▸ Data excerpts:
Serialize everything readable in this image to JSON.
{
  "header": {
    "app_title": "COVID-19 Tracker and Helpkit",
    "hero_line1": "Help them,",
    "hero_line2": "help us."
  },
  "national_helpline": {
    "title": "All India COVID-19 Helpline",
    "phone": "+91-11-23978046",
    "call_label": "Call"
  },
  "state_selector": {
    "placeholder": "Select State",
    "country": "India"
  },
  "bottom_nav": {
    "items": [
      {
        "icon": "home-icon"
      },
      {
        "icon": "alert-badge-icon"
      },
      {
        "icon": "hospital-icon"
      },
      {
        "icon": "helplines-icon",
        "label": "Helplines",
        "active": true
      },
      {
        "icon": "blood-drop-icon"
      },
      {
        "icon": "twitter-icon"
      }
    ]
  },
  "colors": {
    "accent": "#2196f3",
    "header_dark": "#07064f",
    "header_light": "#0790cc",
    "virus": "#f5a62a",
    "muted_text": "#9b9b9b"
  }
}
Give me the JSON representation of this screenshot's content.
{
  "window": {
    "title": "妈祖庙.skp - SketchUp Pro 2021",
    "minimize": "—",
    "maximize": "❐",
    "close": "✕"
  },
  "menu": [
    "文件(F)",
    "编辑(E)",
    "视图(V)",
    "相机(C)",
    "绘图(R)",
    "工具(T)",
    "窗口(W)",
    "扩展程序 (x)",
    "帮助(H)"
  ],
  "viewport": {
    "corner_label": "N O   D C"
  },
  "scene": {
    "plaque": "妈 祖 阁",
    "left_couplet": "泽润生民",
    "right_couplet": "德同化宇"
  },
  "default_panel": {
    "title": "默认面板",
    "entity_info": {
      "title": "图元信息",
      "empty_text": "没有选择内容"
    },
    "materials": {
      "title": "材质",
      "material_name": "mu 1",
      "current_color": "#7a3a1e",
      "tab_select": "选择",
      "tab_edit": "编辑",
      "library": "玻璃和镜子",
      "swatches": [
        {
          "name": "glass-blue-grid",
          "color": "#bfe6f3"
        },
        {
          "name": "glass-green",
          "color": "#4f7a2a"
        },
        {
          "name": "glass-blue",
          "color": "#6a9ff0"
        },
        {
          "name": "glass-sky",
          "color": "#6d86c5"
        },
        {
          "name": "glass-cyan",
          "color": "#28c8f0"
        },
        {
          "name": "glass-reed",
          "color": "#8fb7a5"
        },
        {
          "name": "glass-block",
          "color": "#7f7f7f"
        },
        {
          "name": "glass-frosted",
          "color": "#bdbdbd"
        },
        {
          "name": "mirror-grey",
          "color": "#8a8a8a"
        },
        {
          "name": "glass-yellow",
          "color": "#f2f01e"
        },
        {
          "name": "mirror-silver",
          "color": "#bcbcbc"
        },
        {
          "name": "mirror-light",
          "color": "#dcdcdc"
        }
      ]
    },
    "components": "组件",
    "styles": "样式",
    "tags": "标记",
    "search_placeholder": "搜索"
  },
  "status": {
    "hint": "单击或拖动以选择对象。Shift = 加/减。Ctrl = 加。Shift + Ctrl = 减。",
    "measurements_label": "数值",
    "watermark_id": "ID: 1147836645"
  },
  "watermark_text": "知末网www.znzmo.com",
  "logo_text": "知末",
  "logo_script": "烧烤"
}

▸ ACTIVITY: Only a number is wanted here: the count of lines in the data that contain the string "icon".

▸ OUTPUT OF THE TASK: 6